We open with some convention theatrics. A couple of news voices are talking in the background about the three-way split among the Democratic contenders, while we see little blips of convention preparation -- the lights going on in the hall, delegates with funny hats going through the metal detectors, memorabilia being laid out for sale by vendors. Shockingly, they show us the logos of some rival news organizations, ending NBC/MSNBC/CNBC's near-monopoly of The West Wing broadcast news business.
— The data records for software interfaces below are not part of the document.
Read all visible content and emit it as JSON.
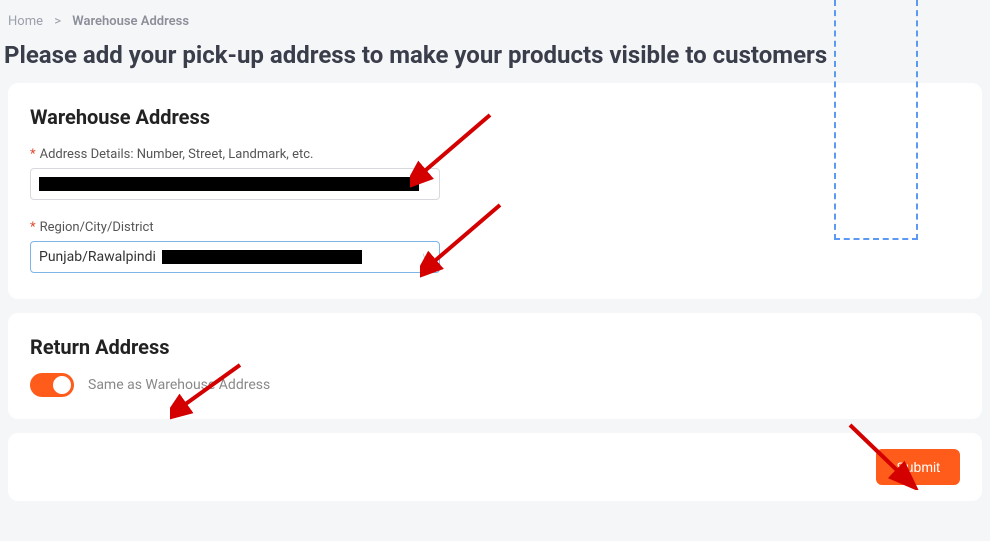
{
  "breadcrumb": {
    "home": "Home",
    "current": "Warehouse Address"
  },
  "page_title": "Please add your pick-up address to make your products visible to customers",
  "warehouse": {
    "title": "Warehouse Address",
    "address_label": "Address Details: Number, Street, Landmark, etc.",
    "region_label": "Region/City/District",
    "region_value": "Punjab/Rawalpindi"
  },
  "return": {
    "title": "Return Address",
    "toggle_label": "Same as Warehouse Address",
    "toggle_on": true
  },
  "submit_label": "Submit"
}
The opening montage continues, but now it's intermixed with shots of Leo, Josh, Will, and some other campaign types sitting around a conference table hashing out the schedule. Will and Josh are, needless to say, bickering like little children. One of our themes is introduced when Leo informs everyone that the networks want the balloting to happen in prime time. They figure that the preliminaries -- you know, voting on the rules and the platform, recognizing each delegation -- will be enough to fill up the day until then. Oh, Annabeth is standing over Leo's shoulder, watching the proceedings. Someone should get her a little stool to stand on so she can see. Josh asks what time Jed is speaking on the first night (which is also identified as "tomorrow night," and which is the traditional night for departing presidents), and Leo tells everyone that Jed is not going to speak until a nominee has been selected. Oh, Donna's there too. But she's sitting, which is why I missed her. They start to bicker over the order the candidates will speak before the first ballot. Look! There's Bram, skulking behind a television. Already I can tell I'm going to enjoy this one. Election junkies will be happy to hear that Bingo Bob won twenty-five primaries and/or caucuses, while Santos won all of the big states (California, Texas, Florida, Pennsylvania, and Illinois) except for New York.
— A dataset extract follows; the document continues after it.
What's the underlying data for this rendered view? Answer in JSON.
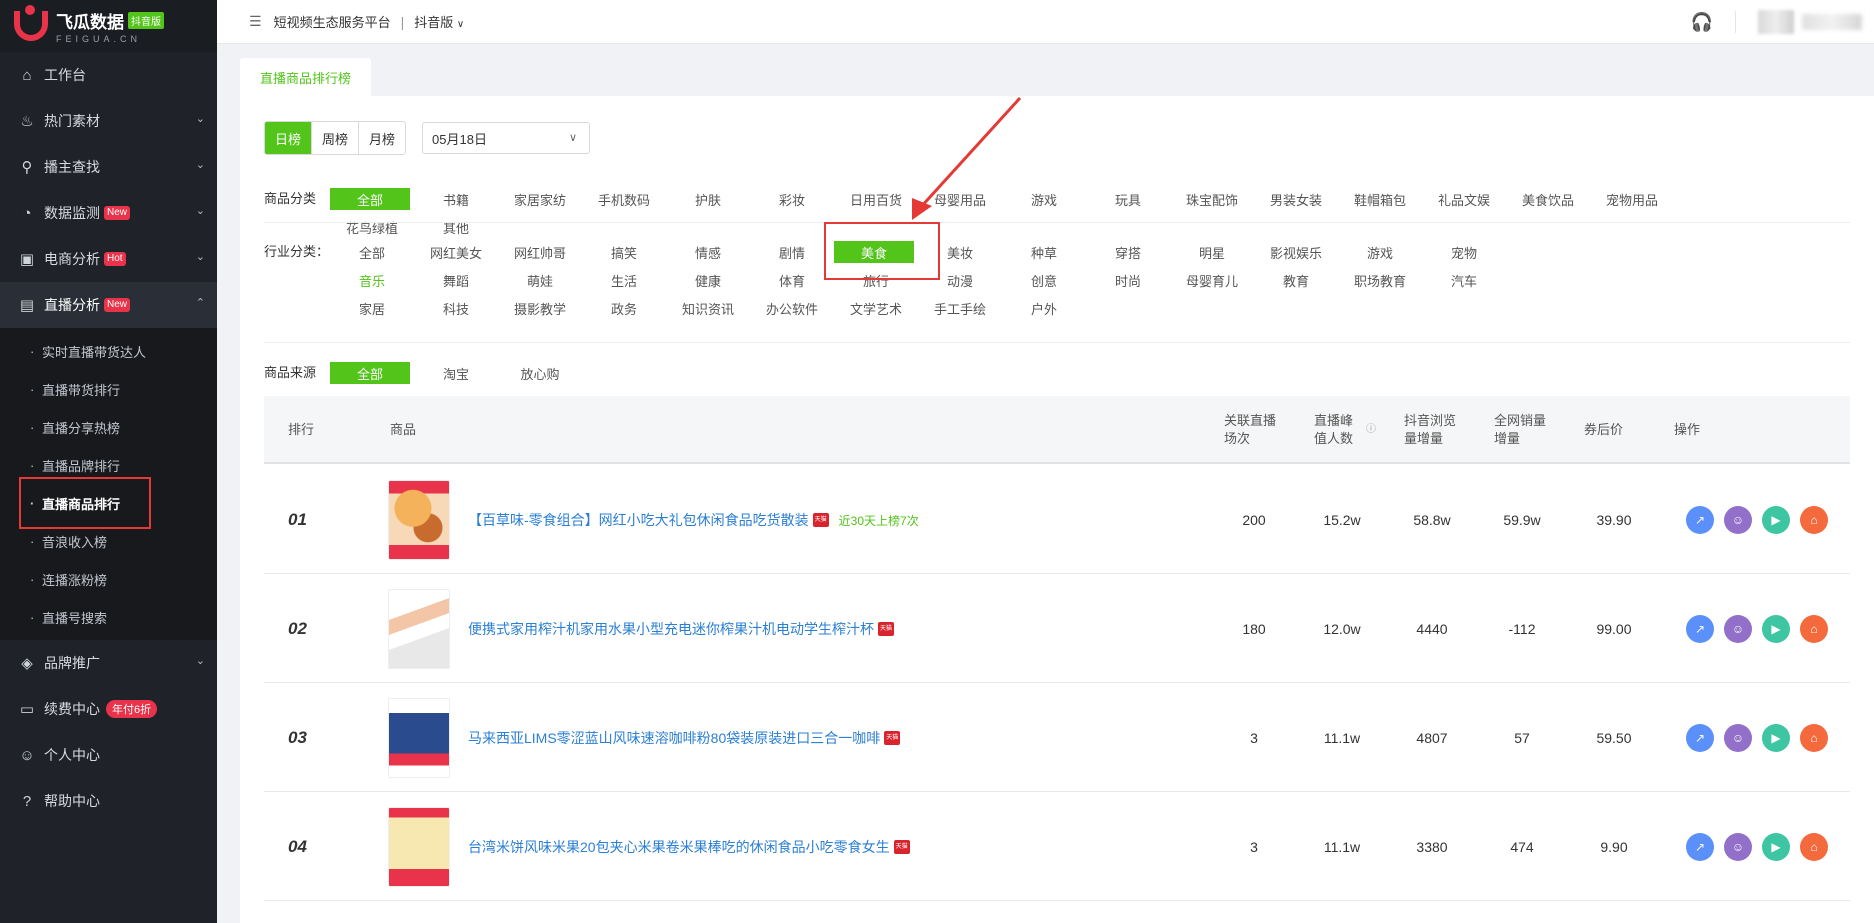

Leo's had enough, telling them that they'll flip a coin. Will cannot resist pointing out that there are three candidates, so a coin-flip really won't work. Leo yells, "Draw straws, pick a number out of a hat, I really don't care." Everyone has the good grace to be silently embarrassed by his or her own pettiness. Or maybe they're just wondering where they would find a hat or some straw in this day and age. Or even how you would go about drawing straws, since nobody has done it in the last forty years. Leo tells them all that Annabeth will be running podium operations. He tells them that every speech needs to be given to her four hours in advance so that she can approve them. Will is outraged at the prospect of censorship, but Leo doesn't back down. Will wonders if Annabeth's going to approve the candidate videos, and Leo says she's not, "because there aren't gonna be any." Thank goodness. There's an art form that reached its zenith with its very first creation ("A Man From Hope," 1992) and went straight downhill from there. Annabeth also wants all speeches limited to ten minutes (as if!), because the networks are serious about refusing to give more than two hours of coverage each night. Annabeth is working some seriously hip black rectangular glasses, by the way. Although I can't figure out why they're tinted, since she's in a pretty dark room. Leo asks if they're done, and of course they are not. Will wants to whine about the assignment of staff rooms -- apparently, the Santos room is closer than the Russell room. More bickering. Leo shuts them up and asks where they are on Veep selection. They both immediately go from brash to sheepish, looking down at their papers and saying that they're almost finished with that. Leo wraps up the meeting, telling them that they want a nominee by the end of the first night, and that he won't tolerate any attacks on any of the contenders. He wants to demonstrate that Democrats can lead the country with maturity. And then he tells them that they'll pick the speaking order using "rock, paper, scissors." My eleven-year-old niece Jaime must not have written this episode, because she knows that rock, paper, scissors can't be used to select a winner from a group of three. She's clearly too smart for this show.